|International Classification||F15B21/14, B28B3/02, F15B11/072, F15B21/12|
|Cooperative Classification||F15B2211/20515, B28B3/022, F15B2211/40515, F15B2211/76, F15B2211/45, F15B21/12, F15B2211/615, F15B2211/426, F15B21/14, F15B11/072, F15B2211/327, F15B2211/50518, F15B2211/6309, F15B2211/55, F15B2211/30505, F15B2211/30525, F15B2211/5151, F15B2211/6336, F15B2211/8855|
|European Classification||F15B21/12, F15B11/072, F15B21/14, B28B3/02B|
|Feb 24, 1987||FPAY||Fee payment|

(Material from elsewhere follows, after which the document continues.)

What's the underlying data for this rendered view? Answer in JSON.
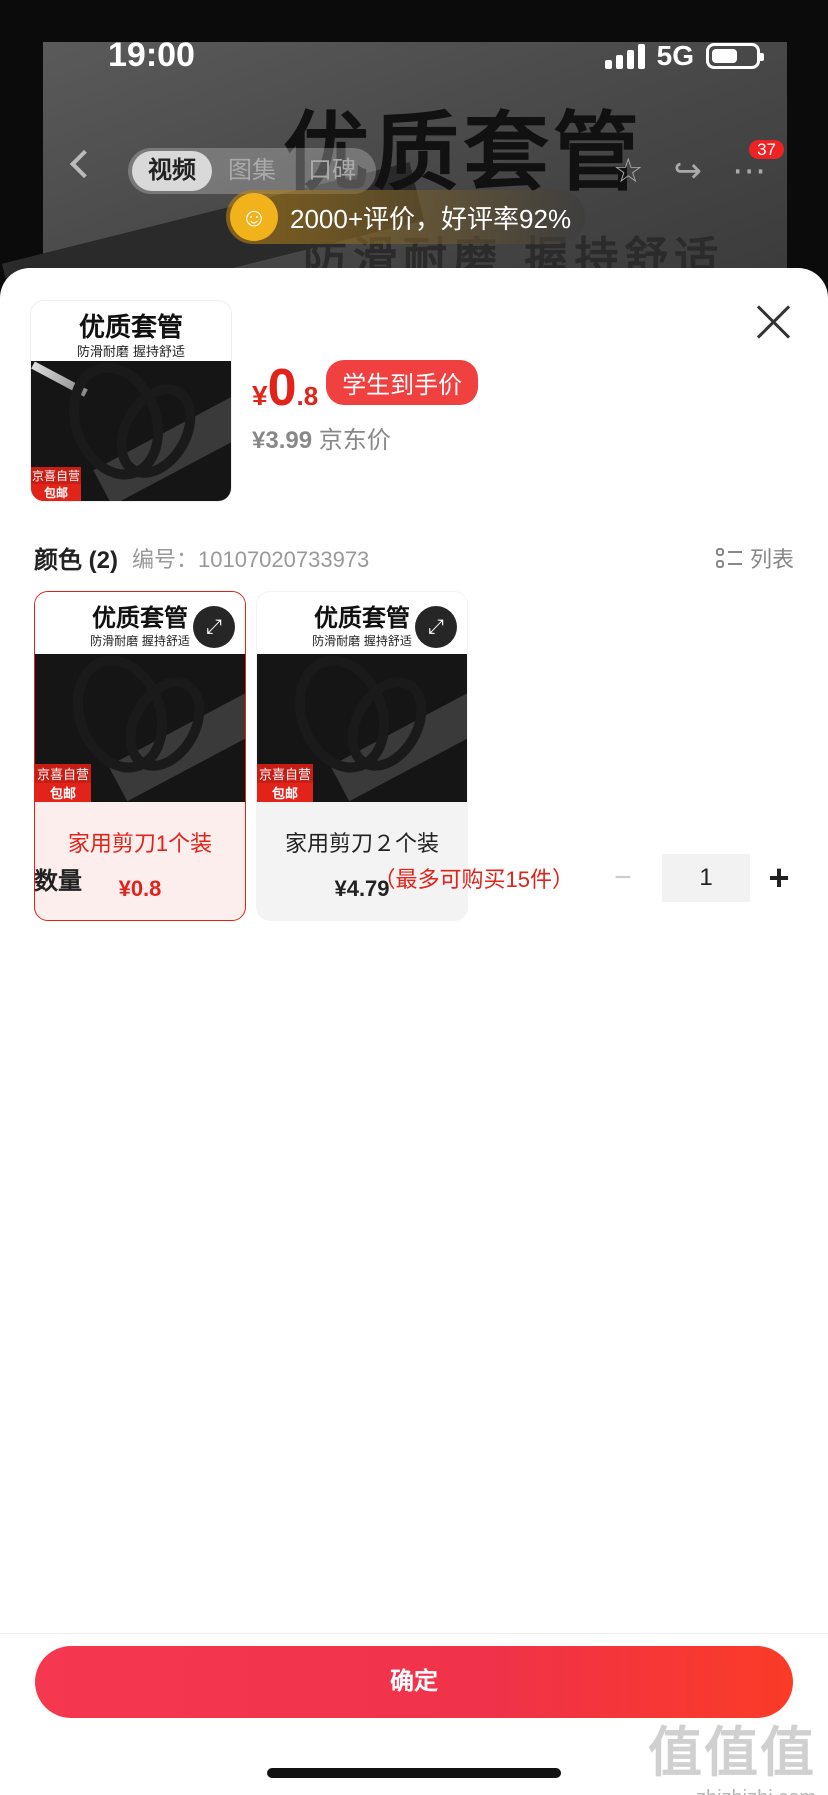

Year of fee payment: 4
|Jul 23, 1991||REMI||Maintenance fee reminder mailed|
|Dec 22, 1991||LAPS||Lapse for failure to pay maintenance fees|
|Feb 25, 1992||FP||Expired due to failure to pay maintenance fee|
Effective date: 19911222